Is called Microsoft's Project Springfield, and it is an online platform for security, based on the detection of bugs in the software and based on the cloud. But after the version released for the Windows operating system, a previous version of a version oriented to Linux also appears. With the Microsoft Risk Detection tool you will help developers to carry out security tests and thanks to artificial intelligence it will detect vulnerabilities that compromise the security of software projects.
In general, audits are entrusted to third parties once the software has been released, but the project is intended to spot these security issues early that the product is released and has already affected hundreds or thousands of users. So patches can be applied before major ills. Honestly, I totally don't know the project, and I don't really know how it works or if it's good or bad, I haven't been able to observe that version for Linux either.
But what the sources seem to indicate is that it works with a AI who will ask the developer or developers questions about the new software. The questions are specific to try to focus on critical areas and to detect vulnerabilities that can be exploited by malicious attackers. Apparently, the false positives that this tool throws are quite low, so most of the alerts are real.
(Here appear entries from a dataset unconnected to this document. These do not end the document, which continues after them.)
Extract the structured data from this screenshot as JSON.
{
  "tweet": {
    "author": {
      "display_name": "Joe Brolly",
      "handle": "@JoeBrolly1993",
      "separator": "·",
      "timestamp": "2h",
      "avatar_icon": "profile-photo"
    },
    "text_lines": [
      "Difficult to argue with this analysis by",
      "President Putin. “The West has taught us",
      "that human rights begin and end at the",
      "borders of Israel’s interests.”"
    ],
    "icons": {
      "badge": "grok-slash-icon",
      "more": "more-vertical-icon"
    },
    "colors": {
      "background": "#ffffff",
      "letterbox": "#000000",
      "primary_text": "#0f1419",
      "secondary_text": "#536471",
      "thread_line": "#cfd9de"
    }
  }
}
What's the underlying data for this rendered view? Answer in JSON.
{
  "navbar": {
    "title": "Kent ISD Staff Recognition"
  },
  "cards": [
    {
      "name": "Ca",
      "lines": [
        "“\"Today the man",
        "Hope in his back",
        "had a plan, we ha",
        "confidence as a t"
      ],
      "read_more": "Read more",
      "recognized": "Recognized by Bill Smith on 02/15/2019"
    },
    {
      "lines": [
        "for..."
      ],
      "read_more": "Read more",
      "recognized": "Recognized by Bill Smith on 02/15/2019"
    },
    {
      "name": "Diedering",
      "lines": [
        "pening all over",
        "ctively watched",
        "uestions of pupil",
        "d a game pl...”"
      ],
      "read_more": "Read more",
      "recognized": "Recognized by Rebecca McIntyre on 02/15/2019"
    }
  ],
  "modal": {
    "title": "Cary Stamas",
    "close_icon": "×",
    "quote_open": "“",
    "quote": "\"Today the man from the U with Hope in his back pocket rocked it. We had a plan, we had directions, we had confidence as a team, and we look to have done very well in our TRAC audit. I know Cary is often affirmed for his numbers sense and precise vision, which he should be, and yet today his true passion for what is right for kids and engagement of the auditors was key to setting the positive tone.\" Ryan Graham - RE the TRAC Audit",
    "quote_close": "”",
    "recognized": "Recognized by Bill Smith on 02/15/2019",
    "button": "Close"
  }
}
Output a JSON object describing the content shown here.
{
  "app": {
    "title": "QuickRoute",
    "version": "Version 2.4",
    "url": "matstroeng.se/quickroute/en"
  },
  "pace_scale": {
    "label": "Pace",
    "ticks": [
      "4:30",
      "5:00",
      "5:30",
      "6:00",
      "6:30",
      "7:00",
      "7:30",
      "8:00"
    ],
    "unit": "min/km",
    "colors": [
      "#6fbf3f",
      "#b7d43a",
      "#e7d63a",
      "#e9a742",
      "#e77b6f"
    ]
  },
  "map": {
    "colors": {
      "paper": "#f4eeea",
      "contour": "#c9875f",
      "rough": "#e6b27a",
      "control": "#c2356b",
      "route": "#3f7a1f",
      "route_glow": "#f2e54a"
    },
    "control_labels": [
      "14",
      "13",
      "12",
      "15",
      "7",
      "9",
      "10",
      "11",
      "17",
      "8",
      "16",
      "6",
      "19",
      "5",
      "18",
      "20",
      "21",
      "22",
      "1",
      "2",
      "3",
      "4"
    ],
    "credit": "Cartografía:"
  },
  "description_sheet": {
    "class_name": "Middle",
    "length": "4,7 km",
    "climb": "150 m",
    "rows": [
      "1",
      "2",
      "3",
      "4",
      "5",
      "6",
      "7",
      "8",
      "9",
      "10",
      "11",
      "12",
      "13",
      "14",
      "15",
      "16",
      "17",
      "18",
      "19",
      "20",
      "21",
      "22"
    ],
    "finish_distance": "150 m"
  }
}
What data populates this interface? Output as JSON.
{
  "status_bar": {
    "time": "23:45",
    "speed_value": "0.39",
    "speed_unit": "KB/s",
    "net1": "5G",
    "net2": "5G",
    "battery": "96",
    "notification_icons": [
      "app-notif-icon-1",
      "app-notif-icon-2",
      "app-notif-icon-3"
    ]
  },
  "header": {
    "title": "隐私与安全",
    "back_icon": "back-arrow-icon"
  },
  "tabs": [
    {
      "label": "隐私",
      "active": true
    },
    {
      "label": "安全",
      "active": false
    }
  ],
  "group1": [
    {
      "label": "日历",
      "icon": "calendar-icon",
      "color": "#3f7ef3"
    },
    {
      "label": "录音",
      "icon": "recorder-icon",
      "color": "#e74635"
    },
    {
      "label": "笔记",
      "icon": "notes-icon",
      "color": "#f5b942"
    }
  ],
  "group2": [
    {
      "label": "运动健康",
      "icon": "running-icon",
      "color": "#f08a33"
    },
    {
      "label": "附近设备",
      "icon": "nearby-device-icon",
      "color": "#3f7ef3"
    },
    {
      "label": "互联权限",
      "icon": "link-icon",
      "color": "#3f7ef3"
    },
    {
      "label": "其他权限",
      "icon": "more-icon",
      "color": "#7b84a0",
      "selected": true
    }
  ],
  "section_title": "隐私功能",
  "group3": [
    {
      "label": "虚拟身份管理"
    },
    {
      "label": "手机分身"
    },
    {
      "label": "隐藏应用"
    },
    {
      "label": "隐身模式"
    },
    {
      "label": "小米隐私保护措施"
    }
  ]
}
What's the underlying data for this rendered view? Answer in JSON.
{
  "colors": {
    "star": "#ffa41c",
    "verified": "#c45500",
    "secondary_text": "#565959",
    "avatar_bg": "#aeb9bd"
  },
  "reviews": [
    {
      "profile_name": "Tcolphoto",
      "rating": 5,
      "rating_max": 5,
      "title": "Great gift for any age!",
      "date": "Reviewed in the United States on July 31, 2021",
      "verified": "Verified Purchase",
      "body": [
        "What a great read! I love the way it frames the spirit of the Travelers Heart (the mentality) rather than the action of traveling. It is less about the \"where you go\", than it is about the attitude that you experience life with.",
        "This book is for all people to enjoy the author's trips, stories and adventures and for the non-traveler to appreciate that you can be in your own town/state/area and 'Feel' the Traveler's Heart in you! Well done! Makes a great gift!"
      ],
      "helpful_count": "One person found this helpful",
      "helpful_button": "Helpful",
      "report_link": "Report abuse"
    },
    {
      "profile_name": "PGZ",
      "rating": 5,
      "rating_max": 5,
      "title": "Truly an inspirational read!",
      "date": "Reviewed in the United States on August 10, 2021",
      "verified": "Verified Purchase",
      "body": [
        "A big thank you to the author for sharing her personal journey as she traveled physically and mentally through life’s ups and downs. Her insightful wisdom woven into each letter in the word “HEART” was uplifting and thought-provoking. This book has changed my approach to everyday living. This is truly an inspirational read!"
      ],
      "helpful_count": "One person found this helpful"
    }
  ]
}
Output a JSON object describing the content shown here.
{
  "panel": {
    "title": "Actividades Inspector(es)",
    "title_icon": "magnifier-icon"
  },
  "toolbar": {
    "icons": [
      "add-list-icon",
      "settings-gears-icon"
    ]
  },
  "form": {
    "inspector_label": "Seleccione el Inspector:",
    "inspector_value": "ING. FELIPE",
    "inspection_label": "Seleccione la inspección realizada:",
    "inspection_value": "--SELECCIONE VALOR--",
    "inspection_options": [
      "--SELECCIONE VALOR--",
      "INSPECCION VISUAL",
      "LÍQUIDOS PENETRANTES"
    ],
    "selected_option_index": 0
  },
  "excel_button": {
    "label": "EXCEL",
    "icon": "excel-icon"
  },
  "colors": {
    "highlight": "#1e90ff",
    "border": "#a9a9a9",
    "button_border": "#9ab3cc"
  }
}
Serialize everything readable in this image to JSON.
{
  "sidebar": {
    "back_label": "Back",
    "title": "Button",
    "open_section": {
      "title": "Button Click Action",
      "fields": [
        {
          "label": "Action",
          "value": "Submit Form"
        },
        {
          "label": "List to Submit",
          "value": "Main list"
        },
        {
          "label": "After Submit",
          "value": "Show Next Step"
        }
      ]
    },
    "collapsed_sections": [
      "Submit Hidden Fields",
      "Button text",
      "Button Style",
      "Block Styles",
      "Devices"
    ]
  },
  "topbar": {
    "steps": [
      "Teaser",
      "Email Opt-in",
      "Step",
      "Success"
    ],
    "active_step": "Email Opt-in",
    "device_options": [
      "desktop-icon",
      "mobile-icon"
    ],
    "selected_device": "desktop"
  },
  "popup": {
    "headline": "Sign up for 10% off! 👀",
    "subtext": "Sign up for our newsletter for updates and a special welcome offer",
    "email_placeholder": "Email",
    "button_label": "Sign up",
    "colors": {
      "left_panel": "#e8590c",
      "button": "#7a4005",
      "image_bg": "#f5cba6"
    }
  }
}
It is not something new, the trial version was already launched last year, but it has not been until now when it seems that Microsoft is willing to bring it to homes through Microsoft Services at the end of summer and what interests us the most, that sample for Linux support, which is always welcome, as it will attract more interest on the platform.